Gov.-elect Arnold Schwarzenegger has a historic opportunity to create a Wirtschaftswunder - an economic miracle - for California just the way West German Chancellor Ludwig Erhard did in West Germany after World War II when, as finance minister, he decontrolled prices, eliminated rationing, lowered tax rates and deregulated commercial activity. But it really wouldn't be any more of a miracle in California than it was in Germany. It would simply be the predicable result of a free people unburdened by the state acting in their self-interest to pursue the American dream.
My friendly advice to you, Mr. Governor-elect, is to call Art Laffer, Steve Forbes and Tom McClintock and ask for their ideas about how to rejuvenate California's economy. If you haven't already done it, read fellow Austrian economists Ludwig von Mises and Frederick Hayek, on whose ideas the Wirtschaftswunder was based, and study Erhard's recipe for growth in the how-to book he authored, "Prosperity for All."
When the economic experts descend on you to warn how wrongheaded your proposals are, remember what happened when Erhard implemented his reforms. The military commander of the American-occupied zone, Gen. Lucius Clay, told Erhard that his American economic advisers thought Erhard's free-market reforms were a "terrible mistake." Erhard replied, "Herr General, pay no attention to them; my own advisers tell me the same thing."
Throughout the recall campaign, the media and pundits on the right and the left were lambasting not only the Schwarzenegger campaign but also the recall itself as a "circus." With all due respect to my fellow columnist George Will, who mockingly referred to the recall as a "riot of millionaires," it was no such thing. The recall was truly a revolt of the people similar to Proposition 13, the property-tax referendum that touched off a national tax revolt in 1978.
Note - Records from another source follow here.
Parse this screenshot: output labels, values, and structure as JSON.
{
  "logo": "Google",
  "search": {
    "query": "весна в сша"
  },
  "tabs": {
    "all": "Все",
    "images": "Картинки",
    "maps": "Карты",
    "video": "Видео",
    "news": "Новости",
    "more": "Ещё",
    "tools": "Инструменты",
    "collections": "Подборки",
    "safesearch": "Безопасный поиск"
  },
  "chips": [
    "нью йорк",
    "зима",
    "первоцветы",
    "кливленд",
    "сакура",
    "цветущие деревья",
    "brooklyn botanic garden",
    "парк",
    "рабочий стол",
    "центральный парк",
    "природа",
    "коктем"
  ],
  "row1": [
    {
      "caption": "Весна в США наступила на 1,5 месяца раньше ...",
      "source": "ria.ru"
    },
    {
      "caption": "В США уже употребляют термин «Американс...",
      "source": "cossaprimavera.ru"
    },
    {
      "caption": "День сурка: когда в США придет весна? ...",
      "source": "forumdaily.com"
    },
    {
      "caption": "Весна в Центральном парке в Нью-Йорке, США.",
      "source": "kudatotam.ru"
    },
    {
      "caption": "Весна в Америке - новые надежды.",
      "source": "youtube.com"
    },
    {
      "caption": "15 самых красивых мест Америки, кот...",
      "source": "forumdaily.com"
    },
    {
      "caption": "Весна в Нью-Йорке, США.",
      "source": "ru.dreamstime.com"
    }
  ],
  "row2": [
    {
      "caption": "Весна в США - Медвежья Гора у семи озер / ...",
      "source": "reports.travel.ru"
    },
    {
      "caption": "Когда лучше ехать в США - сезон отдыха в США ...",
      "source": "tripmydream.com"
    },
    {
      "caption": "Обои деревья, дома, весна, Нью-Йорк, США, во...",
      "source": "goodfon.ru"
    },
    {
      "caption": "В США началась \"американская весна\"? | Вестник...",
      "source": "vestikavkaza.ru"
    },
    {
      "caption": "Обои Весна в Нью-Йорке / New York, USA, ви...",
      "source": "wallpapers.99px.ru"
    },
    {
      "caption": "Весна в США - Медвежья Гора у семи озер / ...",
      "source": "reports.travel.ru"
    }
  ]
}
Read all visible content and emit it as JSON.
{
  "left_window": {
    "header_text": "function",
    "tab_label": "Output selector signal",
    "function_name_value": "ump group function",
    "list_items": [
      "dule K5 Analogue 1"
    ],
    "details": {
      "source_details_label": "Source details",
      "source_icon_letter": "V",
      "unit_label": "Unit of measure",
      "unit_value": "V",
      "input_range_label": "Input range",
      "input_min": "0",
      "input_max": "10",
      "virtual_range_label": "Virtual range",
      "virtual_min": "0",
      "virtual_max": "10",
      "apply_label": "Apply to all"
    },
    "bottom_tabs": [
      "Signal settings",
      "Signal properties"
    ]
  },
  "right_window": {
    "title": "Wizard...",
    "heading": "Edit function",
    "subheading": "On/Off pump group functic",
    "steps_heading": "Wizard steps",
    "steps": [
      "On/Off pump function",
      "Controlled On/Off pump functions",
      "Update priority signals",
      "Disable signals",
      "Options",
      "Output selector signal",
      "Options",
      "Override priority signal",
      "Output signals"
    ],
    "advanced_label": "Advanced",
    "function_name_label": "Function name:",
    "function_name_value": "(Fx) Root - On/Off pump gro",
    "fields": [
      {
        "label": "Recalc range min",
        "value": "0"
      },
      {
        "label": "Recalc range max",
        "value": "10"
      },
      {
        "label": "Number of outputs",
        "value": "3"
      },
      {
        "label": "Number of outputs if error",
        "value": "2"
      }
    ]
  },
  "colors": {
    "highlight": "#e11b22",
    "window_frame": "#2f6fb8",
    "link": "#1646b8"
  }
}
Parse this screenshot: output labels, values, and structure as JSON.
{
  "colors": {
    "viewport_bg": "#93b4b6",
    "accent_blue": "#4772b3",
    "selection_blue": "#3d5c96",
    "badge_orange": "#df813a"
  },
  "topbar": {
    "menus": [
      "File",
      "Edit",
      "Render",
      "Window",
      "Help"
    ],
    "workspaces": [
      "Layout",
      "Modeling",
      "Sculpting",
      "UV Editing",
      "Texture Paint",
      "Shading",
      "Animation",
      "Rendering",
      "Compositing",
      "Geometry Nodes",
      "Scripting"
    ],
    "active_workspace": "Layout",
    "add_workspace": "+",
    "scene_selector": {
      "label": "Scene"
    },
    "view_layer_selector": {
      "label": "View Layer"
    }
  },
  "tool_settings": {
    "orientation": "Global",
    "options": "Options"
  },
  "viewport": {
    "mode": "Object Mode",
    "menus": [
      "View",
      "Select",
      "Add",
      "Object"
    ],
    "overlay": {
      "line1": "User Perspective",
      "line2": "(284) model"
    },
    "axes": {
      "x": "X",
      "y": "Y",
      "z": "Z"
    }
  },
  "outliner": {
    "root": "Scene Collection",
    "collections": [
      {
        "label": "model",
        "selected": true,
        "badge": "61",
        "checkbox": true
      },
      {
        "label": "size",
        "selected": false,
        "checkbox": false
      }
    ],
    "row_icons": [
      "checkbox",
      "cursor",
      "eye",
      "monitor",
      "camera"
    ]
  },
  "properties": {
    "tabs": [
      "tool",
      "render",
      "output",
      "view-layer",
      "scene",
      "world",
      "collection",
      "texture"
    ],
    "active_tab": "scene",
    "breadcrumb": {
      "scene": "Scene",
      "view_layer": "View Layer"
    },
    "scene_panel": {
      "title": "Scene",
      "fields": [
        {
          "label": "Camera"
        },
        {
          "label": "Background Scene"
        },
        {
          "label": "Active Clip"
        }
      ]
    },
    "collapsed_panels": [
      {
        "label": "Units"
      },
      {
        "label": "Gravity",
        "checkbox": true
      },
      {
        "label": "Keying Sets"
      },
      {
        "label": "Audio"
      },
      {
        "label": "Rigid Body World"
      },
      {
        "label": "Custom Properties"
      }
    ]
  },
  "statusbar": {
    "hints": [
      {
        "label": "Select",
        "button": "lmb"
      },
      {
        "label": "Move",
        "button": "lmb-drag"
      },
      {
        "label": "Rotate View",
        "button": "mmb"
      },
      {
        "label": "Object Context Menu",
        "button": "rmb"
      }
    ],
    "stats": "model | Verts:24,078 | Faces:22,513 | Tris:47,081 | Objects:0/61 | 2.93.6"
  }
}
The anti-business policies of Gov. Gray Davis were simply unacceptable to Californians of all stripes. Arnold was right when he said, "The problem is not California; it is Sacramento." As governor, Davis increased state spending by nearly 40 percent; he did an end run around the two-thirds voting requirement for tax hikes and tripled the car tax by executive fiat. He signed a bill imposing a crushing mandate on employers to grant paid family and medical leave; he kept in place one of the nation's highest sales tax rates; and he added 44,000 employees to the government payroll despite a hiring freeze. There was also the electricity debacle with continued controls on retail energy prices and a workers' compensation system near bankruptcy.
The California recall illustrated that voters no longer will fall for politicians professing to love workers while crushing employers with taxes and regulations. It also puts to rest any notion Democrats may have had of trashing business with the slime of Enron in hopes of riding to power on a populist wave of anti-business sentiment. If Schwarzenegger's and McClintock's votes are added together, 60 percent of voters in California voted center-right.
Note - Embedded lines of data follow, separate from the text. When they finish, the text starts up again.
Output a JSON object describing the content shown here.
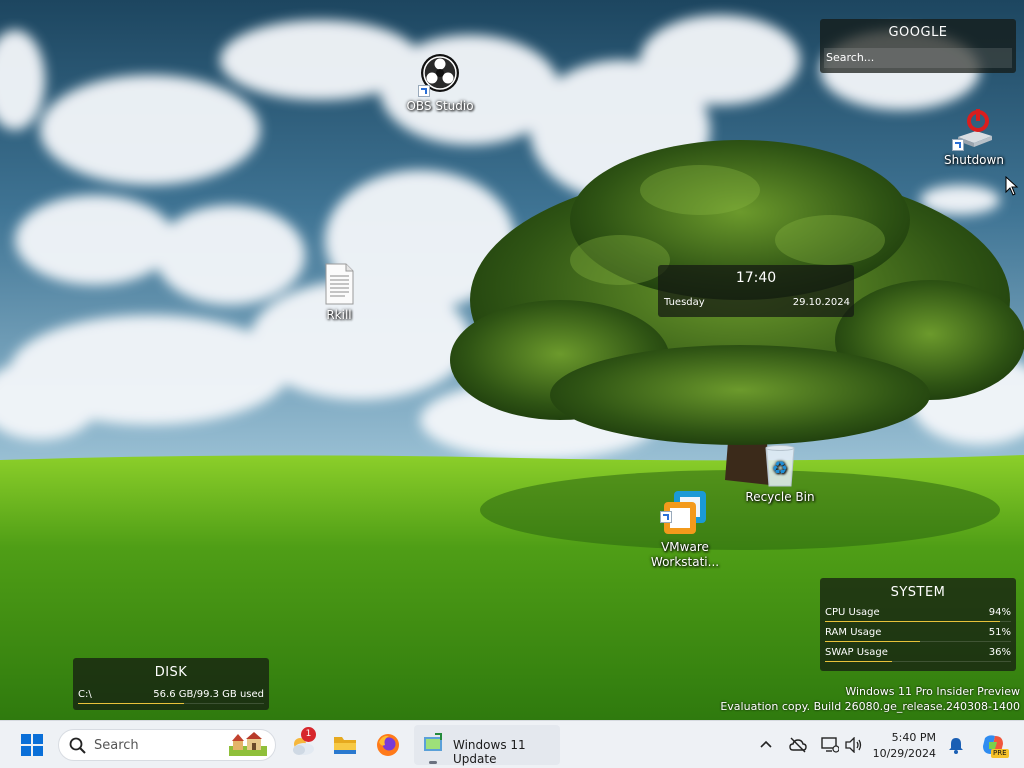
{
  "desktop": {
    "icons": [
      {
        "label": "OBS Studio",
        "icon": "obs-studio-icon"
      },
      {
        "label": "Shutdown",
        "icon": "shutdown-icon"
      },
      {
        "label": "Rkill",
        "icon": "text-file-icon"
      },
      {
        "label": "VMware\nWorkstati...",
        "icon": "vmware-workstation-icon"
      },
      {
        "label": "Recycle Bin",
        "icon": "recycle-bin-icon"
      }
    ]
  },
  "widgets": {
    "google": {
      "title": "GOOGLE",
      "placeholder": "Search..."
    },
    "clock": {
      "time": "17:40",
      "day": "Tuesday",
      "date": "29.10.2024"
    },
    "system": {
      "title": "SYSTEM",
      "rows": [
        {
          "label": "CPU Usage",
          "value": "94%",
          "percent": 94
        },
        {
          "label": "RAM Usage",
          "value": "51%",
          "percent": 51
        },
        {
          "label": "SWAP Usage",
          "value": "36%",
          "percent": 36
        }
      ]
    },
    "disk": {
      "title": "DISK",
      "drive": "C:\\",
      "usage": "56.6 GB/99.3 GB used",
      "fraction": 0.57
    }
  },
  "watermark": {
    "line1": "Windows 11 Pro Insider Preview",
    "line2": "Evaluation copy. Build 26080.ge_release.240308-1400"
  },
  "taskbar": {
    "search_label": "Search",
    "apps": [
      {
        "name": "widgets-weather",
        "badge": "1"
      },
      {
        "name": "file-explorer"
      },
      {
        "name": "firefox"
      },
      {
        "name": "windows-update",
        "label": "Windows 11 Update"
      }
    ],
    "tray": {
      "time": "5:40 PM",
      "date": "10/29/2024",
      "copilot_badge": "PRE"
    }
  },
  "colors": {
    "accent": "#0078d4",
    "widget_bar": "#e8c23a",
    "start_blue": "#0a6fd8"
  }
}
American voters are beginning to demand the same thing of their political leaders that German voters are demanding of their politicians: klartext, or straight talk. The cumulative weight of California's taxes is stifling, to individuals and to businesses. The top personal income tax rate is 9.3 percent, the fourth highest in the nation; the top corporate income tax rate is 8.84 percent; the state's top capital gains tax rate for both corporations and individuals is 9.3 percent, the second highest in the country; and the California sales tax rate ranges from 7.25 percent to 8.5 percent in some localities.
It's not just the tax policy that is pulling down the California economy and driving businesses out of the state. Government spending is out of control; the regulatory burden has grown to obscene proportions; the court system has been turned into the trial lawyers' personal piggy bank; and the now-lame-duck Davis is adding insult to injury by piling on midnight job-killing regulations and mandates such as forcing small businesses to cover all workers' health care.
I haven't talked to Laffer, Forbes or McClintock lately, but here is what I would recommend for starters, and I'll bet they all would agree. Enact an income tax amnesty for all delinquent taxpayers to generate an immediate influx of revenue. Rescind the car tax and roll back the outsized pay raises for state-government employees. Then repeal California's capital gains tax and cut corporate income tax rates in half.
Reduce the top personal income tax rate to 3 percent. Immediately terminate as much of the recent budget expansion as the governor's authority permits. Likewise, exercise gubernatorial authority to the limit and rescind burdensome health-care mandates where possible. Then appoint a special commission to report back in three months' time recommendations to slash the overall regulatory burden on businesses.
If Arnold flexes his gubernatorial muscles from the first day in office, the way Erhard did in Germany, we will be talking about the California Wirtschaftswunder in a few years. And once again, Adam Smith's observation that "Little else is requisite to carry a state to the highest degree of opulence from the lowest barbarism but peace, easy taxes and a tolerable administration of justice" will be vindicated.